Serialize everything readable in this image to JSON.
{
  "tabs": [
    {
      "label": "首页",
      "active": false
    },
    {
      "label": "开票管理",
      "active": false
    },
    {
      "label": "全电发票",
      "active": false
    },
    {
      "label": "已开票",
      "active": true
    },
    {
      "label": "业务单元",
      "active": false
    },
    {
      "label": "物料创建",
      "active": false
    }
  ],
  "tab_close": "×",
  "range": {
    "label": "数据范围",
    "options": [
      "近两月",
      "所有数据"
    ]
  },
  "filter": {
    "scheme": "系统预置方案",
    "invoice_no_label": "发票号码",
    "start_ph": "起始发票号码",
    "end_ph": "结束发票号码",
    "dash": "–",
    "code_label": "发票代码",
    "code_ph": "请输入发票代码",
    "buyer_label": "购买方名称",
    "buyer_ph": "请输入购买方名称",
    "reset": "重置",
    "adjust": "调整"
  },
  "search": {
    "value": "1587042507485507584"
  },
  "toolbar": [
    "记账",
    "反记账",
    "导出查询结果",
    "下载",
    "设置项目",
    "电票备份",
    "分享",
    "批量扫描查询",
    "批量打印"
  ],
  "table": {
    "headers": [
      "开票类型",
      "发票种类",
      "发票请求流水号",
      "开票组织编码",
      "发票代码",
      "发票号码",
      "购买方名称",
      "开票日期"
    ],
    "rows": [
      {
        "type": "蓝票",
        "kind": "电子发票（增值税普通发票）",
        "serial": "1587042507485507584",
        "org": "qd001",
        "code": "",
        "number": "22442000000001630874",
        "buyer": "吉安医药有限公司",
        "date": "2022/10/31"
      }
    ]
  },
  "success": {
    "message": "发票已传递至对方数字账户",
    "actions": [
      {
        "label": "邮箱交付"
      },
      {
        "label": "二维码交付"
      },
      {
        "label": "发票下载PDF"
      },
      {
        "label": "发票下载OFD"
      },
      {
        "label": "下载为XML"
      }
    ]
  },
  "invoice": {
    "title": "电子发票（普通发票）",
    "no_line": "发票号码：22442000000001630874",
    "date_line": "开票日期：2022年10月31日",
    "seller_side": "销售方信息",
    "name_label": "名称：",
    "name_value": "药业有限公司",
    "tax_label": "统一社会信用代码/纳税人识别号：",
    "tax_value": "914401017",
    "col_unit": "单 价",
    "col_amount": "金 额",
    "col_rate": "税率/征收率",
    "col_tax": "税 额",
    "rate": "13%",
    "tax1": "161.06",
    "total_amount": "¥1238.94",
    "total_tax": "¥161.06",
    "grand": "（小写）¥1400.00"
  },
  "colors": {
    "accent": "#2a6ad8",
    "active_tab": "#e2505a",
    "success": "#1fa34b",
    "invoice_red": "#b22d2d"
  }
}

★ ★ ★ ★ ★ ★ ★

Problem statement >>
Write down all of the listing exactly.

Result of the task >>
Serialize everything readable in this image to JSON.
{
  "tabs": [
    {
      "label": "首页",
      "active": false
    },
    {
      "label": "开票管理",
      "active": false
    },
    {
      "label": "全电发票",
      "active": false
    },
    {
      "label": "已开票",
      "active": true
    },
    {
      "label": "业务单元",
      "active": false
    },
    {
      "label": "物料创建",
      "active": false
    }
  ],
  "tab_close": "×",
  "range": {
    "label": "数据范围",
    "options": [
      "近两月",
      "所有数据"
    ]
  },
  "filter": {
    "scheme": "系统预置方案",
    "invoice_no_label": "发票号码",
    "start_ph": "起始发票号码",
    "end_ph": "结束发票号码",
    "dash": "–",
    "code_label": "发票代码",
    "code_ph": "请输入发票代码",
    "buyer_label": "购买方名称",
    "buyer_ph": "请输入购买方名称",
    "reset": "重置",
    "adjust": "调整"
  },
  "search": {
    "value": "1587042507485507584"
  },
  "toolbar": [
    "记账",
    "反记账",
    "导出查询结果",
    "下载",
    "设置项目",
    "电票备份",
    "分享",
    "批量扫描查询",
    "批量打印"
  ],
  "table": {
    "headers": [
      "开票类型",
      "发票种类",
      "发票请求流水号",
      "开票组织编码",
      "发票代码",
      "发票号码",
      "购买方名称",
      "开票日期"
    ],
    "rows": [
      {
        "type": "蓝票",
        "kind": "电子发票（增值税普通发票）",
        "serial": "1587042507485507584",
        "org": "qd001",
        "code": "",
        "number": "22442000000001630874",
        "buyer": "吉安医药有限公司",
        "date": "2022/10/31"
      }
    ]
  },
  "success": {
    "message": "发票已传递至对方数字账户",
    "actions": [
      {
        "label": "邮箱交付"
      },
      {
        "label": "二维码交付"
      },
      {
        "label": "发票下载PDF"
      },
      {
        "label": "发票下载OFD"
      },
      {
        "label": "下载为XML"
      }
    ]
  },
  "invoice": {
    "title": "电子发票（普通发票）",
    "no_line": "发票号码：22442000000001630874",
    "date_line": "开票日期：2022年10月31日",
    "seller_side": "销售方信息",
    "name_label": "名称：",
    "name_value": "药业有限公司",
    "tax_label": "统一社会信用代码/纳税人识别号：",
    "tax_value": "914401017",
    "col_unit": "单 价",
    "col_amount": "金 额",
    "col_rate": "税率/征收率",
    "col_tax": "税 额",
    "rate": "13%",
    "tax1": "161.06",
    "total_amount": "¥1238.94",
    "total_tax": "¥161.06",
    "grand": "（小写）¥1400.00"
  },
  "colors": {
    "accent": "#2a6ad8",
    "active_tab": "#e2505a",
    "success": "#1fa34b",
    "invoice_red": "#b22d2d"
  }
}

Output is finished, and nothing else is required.